Task requirements
Every record below is to be retyped exactly, with any pictures left out.

App and web page records
****************
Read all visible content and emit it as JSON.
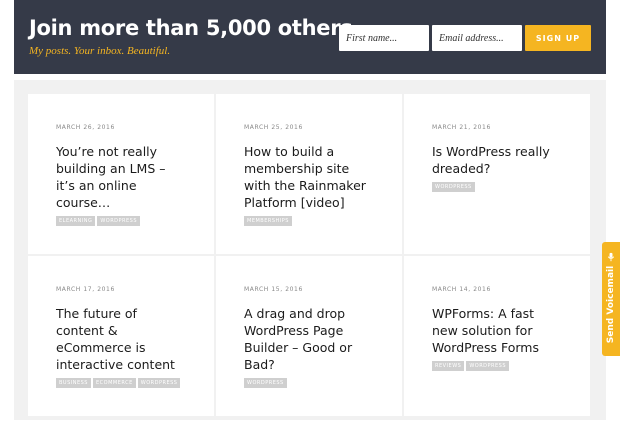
{
  "banner": {
    "title": "Join more than 5,000 others",
    "subtitle": "My posts. Your inbox. Beautiful.",
    "first_name_placeholder": "First name...",
    "email_placeholder": "Email address...",
    "signup_label": "SIGN UP",
    "background_color": "#353a48",
    "accent_color": "#f5b521"
  },
  "posts": [
    {
      "date": "MARCH 26, 2016",
      "title": "You’re not really building an LMS – it’s an online course…",
      "tags": [
        "ELEARNING",
        "WORDPRESS"
      ]
    },
    {
      "date": "MARCH 25, 2016",
      "title": "How to build a membership site with the Rainmaker Platform [video]",
      "tags": [
        "MEMBERSHIPS"
      ]
    },
    {
      "date": "MARCH 21, 2016",
      "title": "Is WordPress really dreaded?",
      "tags": [
        "WORDPRESS"
      ]
    },
    {
      "date": "MARCH 17, 2016",
      "title": "The future of content & eCommerce is interactive content",
      "tags": [
        "BUSINESS",
        "ECOMMERCE",
        "WORDPRESS"
      ]
    },
    {
      "date": "MARCH 15, 2016",
      "title": "A drag and drop WordPress Page Builder – Good or Bad?",
      "tags": [
        "WORDPRESS"
      ]
    },
    {
      "date": "MARCH 14, 2016",
      "title": "WPForms: A fast new solution for WordPress Forms",
      "tags": [
        "REVIEWS",
        "WORDPRESS"
      ]
    }
  ],
  "voicemail": {
    "label": "Send Voicemail",
    "icon": "microphone-icon"
  }
}
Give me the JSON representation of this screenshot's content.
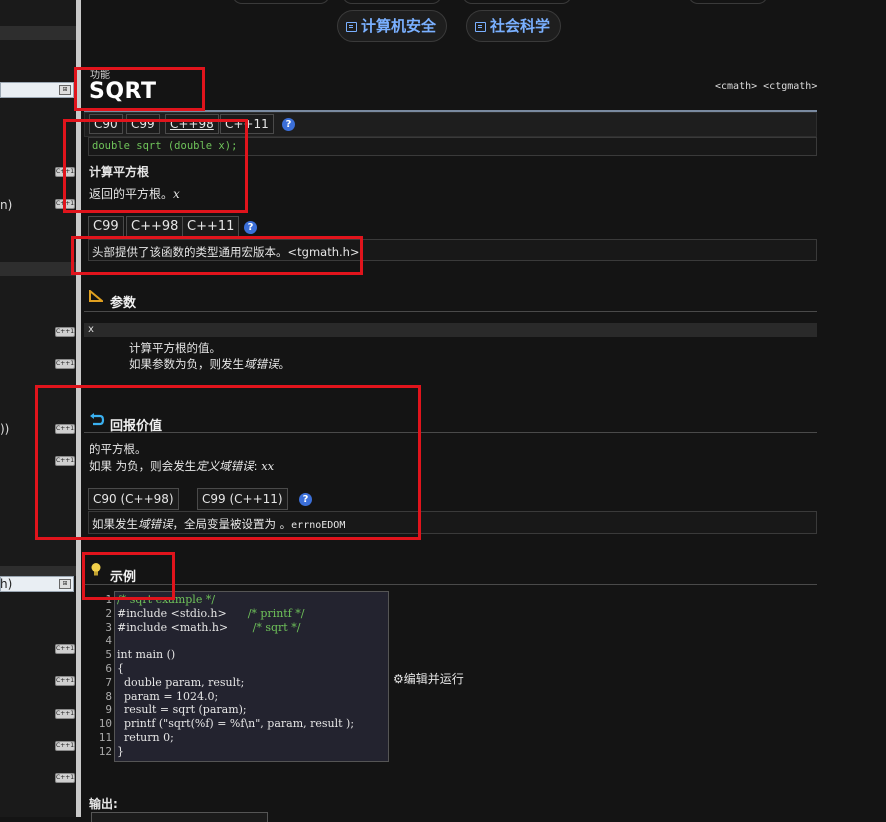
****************
Written reply
Read all visible content and emit it as JSON.
{
  "banner": {
    "title": "Join more than 5,000 others",
    "subtitle": "My posts. Your inbox. Beautiful.",
    "first_name_placeholder": "First name...",
    "email_placeholder": "Email address...",
    "signup_label": "SIGN UP",
    "background_color": "#353a48",
    "accent_color": "#f5b521"
  },
  "posts": [
    {
      "date": "MARCH 26, 2016",
      "title": "You’re not really building an LMS – it’s an online course…",
      "tags": [
        "ELEARNING",
        "WORDPRESS"
      ]
    },
    {
      "date": "MARCH 25, 2016",
      "title": "How to build a membership site with the Rainmaker Platform [video]",
      "tags": [
        "MEMBERSHIPS"
      ]
    },
    {
      "date": "MARCH 21, 2016",
      "title": "Is WordPress really dreaded?",
      "tags": [
        "WORDPRESS"
      ]
    },
    {
      "date": "MARCH 17, 2016",
      "title": "The future of content & eCommerce is interactive content",
      "tags": [
        "BUSINESS",
        "ECOMMERCE",
        "WORDPRESS"
      ]
    },
    {
      "date": "MARCH 15, 2016",
      "title": "A drag and drop WordPress Page Builder – Good or Bad?",
      "tags": [
        "WORDPRESS"
      ]
    },
    {
      "date": "MARCH 14, 2016",
      "title": "WPForms: A fast new solution for WordPress Forms",
      "tags": [
        "REVIEWS",
        "WORDPRESS"
      ]
    }
  ],
  "voicemail": {
    "label": "Send Voicemail",
    "icon": "microphone-icon"
  }
}
Give me the JSON representation of this screenshot's content.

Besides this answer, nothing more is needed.